── Input material ──
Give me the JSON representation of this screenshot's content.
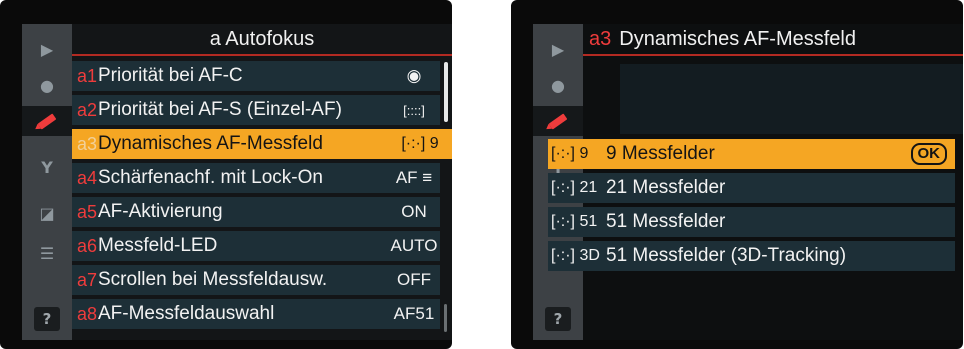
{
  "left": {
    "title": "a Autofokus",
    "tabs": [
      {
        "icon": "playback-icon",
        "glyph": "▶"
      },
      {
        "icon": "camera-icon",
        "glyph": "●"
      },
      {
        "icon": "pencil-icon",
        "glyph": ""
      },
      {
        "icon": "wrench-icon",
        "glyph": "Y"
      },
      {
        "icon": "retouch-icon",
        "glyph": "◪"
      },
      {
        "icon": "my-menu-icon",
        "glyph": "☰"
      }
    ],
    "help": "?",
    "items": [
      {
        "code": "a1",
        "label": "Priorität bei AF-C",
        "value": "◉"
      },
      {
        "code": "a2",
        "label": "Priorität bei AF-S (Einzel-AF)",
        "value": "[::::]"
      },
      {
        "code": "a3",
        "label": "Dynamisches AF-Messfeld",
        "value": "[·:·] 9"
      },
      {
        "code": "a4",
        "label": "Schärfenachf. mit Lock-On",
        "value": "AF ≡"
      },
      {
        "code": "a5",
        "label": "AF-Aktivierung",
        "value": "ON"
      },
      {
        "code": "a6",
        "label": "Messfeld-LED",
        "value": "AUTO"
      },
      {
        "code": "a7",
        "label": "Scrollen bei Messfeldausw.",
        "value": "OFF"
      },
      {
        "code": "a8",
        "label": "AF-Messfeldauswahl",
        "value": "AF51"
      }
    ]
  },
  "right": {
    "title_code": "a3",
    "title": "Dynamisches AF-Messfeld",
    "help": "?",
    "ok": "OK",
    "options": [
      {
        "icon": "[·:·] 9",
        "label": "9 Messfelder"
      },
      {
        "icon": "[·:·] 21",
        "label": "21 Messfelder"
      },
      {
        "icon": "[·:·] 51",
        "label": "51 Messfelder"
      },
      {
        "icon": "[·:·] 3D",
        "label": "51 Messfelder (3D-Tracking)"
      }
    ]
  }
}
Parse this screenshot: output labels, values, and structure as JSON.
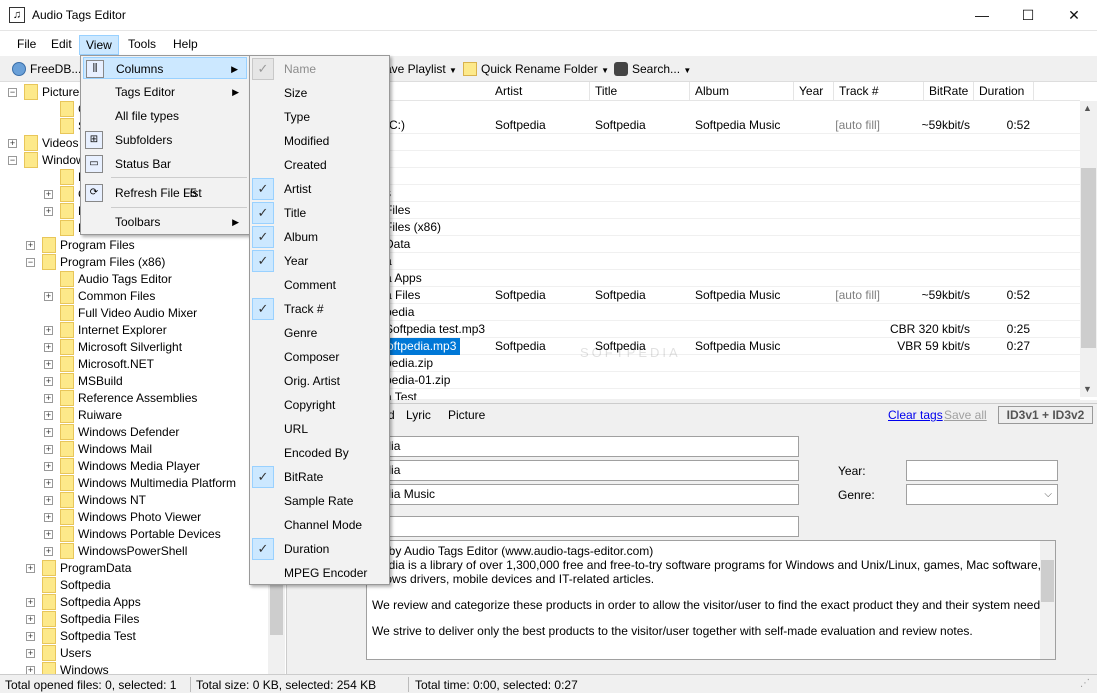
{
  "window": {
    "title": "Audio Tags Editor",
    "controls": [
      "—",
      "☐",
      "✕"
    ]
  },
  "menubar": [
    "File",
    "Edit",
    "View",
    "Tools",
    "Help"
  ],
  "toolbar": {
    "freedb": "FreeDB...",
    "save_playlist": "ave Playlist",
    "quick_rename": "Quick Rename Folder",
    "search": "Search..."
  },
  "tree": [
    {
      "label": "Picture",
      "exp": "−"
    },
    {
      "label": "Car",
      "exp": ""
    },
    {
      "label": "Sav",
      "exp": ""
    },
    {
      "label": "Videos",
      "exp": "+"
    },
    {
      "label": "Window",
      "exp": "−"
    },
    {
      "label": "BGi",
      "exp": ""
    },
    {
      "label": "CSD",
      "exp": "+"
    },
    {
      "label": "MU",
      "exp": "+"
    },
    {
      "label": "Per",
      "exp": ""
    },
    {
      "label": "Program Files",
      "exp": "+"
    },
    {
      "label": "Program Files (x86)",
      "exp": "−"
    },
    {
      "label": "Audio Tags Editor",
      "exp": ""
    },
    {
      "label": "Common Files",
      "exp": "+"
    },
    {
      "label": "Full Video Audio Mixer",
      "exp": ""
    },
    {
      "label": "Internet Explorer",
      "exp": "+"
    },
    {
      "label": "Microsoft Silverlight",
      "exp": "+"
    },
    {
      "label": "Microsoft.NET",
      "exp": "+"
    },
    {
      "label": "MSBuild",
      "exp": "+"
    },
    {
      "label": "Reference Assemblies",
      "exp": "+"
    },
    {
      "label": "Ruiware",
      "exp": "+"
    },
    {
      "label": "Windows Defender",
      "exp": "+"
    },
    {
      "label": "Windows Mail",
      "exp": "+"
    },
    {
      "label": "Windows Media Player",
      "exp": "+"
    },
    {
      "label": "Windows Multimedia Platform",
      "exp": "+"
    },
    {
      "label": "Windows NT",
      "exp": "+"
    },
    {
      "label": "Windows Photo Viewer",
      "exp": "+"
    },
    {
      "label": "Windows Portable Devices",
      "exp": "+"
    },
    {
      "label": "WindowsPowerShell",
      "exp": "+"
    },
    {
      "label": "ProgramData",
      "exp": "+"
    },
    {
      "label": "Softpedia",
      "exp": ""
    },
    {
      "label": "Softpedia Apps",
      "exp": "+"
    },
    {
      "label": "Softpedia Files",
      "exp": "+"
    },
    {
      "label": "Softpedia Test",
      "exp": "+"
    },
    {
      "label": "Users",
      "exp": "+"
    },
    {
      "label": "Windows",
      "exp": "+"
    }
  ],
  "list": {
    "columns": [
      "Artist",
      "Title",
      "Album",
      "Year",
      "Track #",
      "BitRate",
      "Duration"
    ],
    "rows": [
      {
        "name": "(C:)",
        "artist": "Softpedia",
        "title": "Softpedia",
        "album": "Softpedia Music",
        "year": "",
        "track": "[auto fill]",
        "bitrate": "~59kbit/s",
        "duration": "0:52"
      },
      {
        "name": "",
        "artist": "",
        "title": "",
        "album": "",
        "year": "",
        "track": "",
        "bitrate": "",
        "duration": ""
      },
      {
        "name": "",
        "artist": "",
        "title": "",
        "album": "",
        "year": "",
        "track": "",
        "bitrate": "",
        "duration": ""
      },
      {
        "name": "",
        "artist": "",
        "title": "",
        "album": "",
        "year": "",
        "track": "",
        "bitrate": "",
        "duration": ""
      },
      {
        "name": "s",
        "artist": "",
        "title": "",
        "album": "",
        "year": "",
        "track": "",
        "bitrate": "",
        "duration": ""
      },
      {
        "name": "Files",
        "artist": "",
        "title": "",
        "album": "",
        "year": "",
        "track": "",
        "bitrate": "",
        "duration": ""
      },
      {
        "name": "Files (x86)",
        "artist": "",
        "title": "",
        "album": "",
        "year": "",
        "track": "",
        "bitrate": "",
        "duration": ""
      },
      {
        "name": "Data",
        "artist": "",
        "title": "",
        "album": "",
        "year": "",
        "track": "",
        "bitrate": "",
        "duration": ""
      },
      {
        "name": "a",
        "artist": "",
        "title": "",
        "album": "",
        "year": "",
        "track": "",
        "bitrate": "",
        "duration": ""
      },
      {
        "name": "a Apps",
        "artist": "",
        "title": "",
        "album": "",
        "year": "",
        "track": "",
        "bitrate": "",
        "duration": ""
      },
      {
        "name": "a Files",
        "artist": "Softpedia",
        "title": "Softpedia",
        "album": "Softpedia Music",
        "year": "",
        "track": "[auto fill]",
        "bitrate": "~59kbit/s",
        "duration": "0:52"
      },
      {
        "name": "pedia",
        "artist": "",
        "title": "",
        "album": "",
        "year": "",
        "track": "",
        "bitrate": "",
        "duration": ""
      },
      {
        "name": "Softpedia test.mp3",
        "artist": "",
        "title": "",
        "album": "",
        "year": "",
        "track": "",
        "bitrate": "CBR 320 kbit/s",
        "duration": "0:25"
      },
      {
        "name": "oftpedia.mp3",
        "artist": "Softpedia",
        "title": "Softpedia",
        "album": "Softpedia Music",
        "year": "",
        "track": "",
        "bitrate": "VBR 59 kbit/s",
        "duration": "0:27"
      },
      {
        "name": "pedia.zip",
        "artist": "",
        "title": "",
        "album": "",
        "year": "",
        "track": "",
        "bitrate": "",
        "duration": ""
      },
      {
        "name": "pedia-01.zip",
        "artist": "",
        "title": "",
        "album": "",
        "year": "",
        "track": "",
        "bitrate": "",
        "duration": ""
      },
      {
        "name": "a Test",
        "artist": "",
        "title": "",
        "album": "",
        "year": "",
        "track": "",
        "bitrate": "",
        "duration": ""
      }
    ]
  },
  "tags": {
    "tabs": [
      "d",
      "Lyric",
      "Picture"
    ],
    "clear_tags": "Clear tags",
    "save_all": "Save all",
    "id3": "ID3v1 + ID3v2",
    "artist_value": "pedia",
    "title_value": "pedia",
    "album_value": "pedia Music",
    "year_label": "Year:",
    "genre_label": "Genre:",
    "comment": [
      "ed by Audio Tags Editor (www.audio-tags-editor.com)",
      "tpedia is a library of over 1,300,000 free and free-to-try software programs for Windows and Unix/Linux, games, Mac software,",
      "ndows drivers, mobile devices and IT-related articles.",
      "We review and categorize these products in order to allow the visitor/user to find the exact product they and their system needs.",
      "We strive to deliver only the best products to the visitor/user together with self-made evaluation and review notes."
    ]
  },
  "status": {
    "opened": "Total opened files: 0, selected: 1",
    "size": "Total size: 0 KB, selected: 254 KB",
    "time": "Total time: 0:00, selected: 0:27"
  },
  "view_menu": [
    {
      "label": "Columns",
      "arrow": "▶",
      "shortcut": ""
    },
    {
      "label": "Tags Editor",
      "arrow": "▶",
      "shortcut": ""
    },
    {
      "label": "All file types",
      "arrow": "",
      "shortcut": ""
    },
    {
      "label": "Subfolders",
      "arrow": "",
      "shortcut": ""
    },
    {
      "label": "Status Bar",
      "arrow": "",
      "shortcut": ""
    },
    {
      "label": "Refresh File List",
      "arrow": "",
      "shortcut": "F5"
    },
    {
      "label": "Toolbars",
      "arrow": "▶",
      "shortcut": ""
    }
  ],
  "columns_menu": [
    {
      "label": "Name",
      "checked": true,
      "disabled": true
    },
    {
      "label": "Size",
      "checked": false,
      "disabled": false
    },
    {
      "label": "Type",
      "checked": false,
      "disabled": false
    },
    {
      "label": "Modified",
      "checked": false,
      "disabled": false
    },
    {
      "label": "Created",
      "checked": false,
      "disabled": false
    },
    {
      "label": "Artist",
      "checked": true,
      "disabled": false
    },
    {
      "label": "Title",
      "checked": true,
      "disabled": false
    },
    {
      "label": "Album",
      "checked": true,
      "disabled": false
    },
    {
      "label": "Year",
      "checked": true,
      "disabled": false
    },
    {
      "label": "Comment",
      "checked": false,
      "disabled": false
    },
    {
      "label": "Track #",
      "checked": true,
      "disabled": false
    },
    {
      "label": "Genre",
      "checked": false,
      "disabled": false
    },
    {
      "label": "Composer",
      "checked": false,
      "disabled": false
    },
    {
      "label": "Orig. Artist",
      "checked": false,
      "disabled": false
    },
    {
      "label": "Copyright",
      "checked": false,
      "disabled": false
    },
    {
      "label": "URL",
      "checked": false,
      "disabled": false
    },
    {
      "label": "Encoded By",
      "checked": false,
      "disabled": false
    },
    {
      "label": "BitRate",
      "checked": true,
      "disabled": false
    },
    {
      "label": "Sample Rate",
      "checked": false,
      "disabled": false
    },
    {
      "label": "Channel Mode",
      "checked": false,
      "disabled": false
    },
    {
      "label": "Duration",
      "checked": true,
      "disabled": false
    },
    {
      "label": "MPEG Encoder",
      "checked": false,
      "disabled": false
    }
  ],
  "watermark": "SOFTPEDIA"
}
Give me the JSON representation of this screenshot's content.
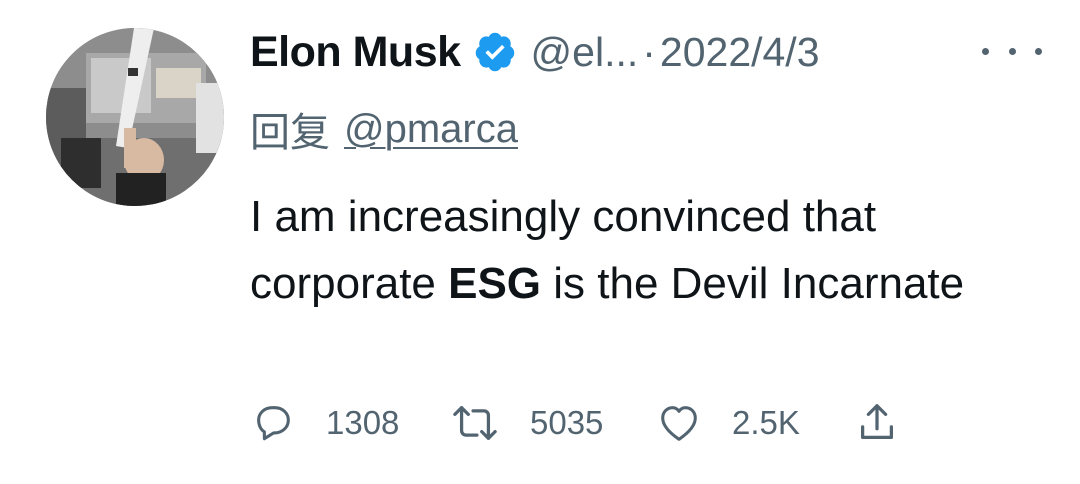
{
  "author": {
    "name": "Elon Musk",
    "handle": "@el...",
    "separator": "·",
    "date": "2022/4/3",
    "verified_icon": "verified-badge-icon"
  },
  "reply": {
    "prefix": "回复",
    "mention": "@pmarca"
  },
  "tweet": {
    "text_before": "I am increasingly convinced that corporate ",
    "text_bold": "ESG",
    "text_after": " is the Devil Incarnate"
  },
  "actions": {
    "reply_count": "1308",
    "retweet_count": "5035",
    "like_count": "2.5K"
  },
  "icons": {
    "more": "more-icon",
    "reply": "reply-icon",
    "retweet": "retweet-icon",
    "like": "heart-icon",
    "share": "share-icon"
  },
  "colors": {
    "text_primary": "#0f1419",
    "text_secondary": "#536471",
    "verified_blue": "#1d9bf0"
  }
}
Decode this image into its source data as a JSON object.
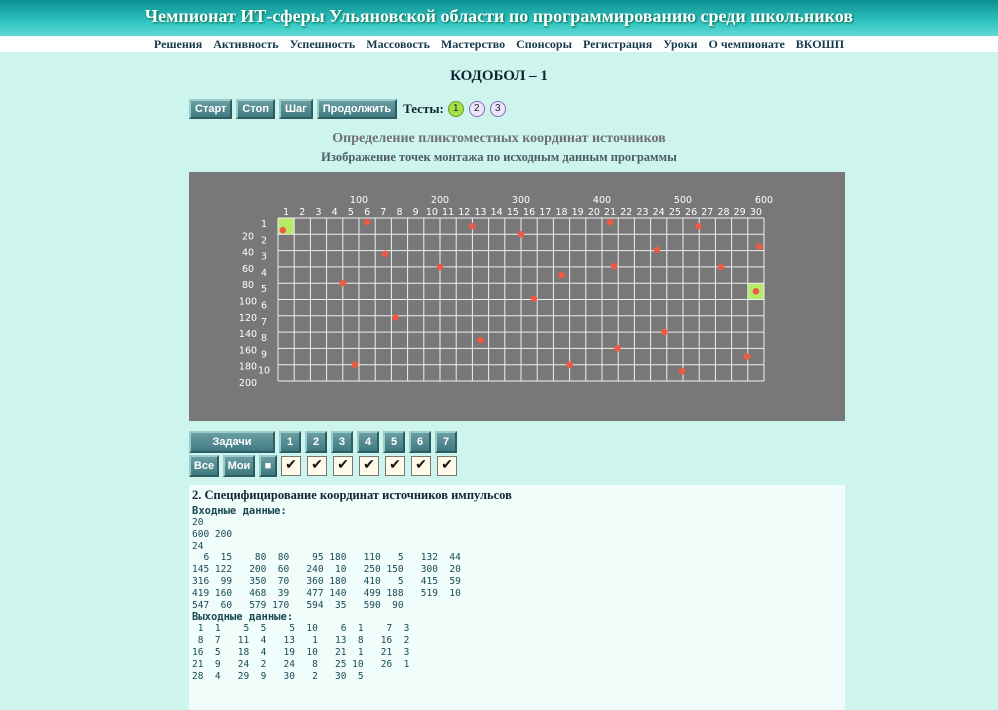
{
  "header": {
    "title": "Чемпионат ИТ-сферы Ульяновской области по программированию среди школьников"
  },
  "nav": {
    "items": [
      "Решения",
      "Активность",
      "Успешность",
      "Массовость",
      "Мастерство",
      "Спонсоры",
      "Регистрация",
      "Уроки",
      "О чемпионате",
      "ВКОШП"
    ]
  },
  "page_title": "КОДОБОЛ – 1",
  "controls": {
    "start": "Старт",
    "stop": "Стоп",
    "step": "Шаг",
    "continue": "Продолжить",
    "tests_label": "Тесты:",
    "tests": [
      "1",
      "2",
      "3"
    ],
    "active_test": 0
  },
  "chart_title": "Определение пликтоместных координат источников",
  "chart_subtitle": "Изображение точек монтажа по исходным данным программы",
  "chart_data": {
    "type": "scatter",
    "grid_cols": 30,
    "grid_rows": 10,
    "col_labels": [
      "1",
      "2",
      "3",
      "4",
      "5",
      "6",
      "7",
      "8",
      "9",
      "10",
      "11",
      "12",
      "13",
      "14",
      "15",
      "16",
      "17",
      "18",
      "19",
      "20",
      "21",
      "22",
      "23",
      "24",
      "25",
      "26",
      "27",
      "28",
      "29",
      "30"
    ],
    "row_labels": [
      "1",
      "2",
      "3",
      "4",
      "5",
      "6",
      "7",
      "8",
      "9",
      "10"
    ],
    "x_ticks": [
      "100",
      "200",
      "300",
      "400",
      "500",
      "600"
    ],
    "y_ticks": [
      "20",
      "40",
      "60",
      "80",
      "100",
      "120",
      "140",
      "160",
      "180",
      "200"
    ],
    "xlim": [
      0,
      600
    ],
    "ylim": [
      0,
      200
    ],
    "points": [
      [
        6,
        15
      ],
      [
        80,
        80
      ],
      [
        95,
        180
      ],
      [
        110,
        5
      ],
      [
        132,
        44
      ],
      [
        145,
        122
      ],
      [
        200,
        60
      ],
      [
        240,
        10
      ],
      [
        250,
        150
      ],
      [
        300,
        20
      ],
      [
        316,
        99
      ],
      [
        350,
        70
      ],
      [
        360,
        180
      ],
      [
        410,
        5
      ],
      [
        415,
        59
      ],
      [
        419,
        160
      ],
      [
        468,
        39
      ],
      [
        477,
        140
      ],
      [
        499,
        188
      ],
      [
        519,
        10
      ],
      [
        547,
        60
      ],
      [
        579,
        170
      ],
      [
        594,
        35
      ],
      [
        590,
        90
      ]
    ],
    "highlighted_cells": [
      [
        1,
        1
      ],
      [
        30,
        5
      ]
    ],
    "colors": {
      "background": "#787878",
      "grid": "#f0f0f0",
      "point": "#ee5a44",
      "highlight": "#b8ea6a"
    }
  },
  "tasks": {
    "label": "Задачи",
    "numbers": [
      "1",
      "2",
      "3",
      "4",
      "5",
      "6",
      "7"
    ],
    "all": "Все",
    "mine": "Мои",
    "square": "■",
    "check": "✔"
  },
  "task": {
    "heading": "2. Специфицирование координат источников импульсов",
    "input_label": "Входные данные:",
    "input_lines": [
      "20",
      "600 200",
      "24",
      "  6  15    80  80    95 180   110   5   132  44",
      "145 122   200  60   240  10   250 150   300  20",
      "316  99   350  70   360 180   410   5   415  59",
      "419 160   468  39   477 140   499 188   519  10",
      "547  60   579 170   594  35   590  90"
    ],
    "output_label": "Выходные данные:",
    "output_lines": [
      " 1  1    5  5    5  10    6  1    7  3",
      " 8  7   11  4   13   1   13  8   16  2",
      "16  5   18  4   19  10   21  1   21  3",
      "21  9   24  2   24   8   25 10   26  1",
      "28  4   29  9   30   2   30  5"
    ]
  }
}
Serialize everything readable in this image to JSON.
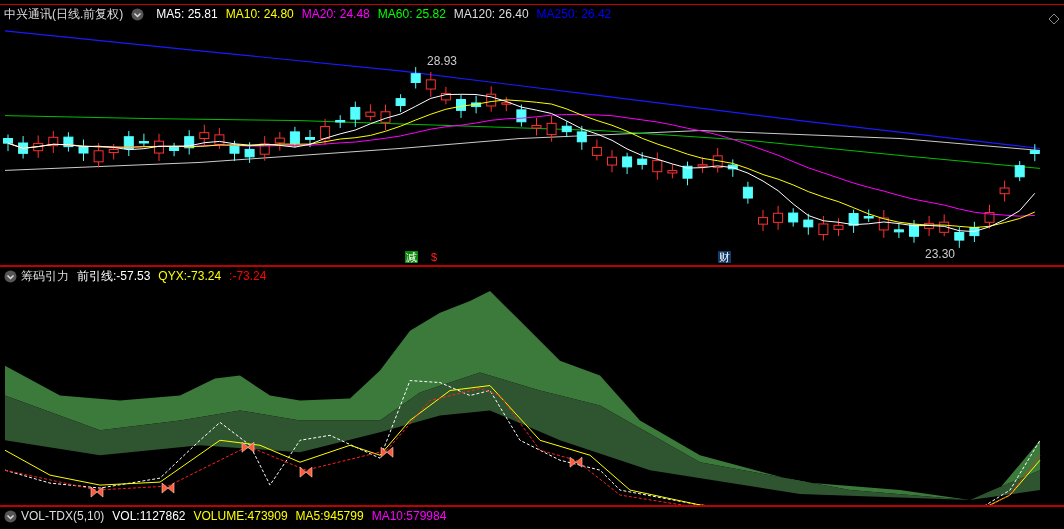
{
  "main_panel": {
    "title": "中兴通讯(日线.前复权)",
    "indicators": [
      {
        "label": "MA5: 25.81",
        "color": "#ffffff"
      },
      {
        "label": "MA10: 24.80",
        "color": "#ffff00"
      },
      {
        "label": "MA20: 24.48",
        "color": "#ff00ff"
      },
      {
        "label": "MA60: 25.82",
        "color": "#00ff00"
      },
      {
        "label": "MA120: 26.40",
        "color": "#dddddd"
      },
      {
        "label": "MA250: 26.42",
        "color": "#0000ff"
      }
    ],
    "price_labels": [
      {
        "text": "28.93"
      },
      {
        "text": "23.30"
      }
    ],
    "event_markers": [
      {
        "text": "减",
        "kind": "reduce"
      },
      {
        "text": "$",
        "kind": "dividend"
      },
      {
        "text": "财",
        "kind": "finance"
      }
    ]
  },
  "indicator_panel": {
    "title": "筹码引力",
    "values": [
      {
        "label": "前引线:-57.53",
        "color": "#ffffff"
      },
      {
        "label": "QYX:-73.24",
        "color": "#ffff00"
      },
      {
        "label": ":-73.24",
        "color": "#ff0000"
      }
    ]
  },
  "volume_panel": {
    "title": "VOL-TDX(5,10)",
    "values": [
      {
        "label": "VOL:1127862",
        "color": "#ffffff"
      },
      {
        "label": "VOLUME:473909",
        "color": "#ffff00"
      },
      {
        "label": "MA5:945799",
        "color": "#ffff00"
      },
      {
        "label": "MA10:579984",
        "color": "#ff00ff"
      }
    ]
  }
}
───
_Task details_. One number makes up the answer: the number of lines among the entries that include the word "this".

_Result of the task_. 5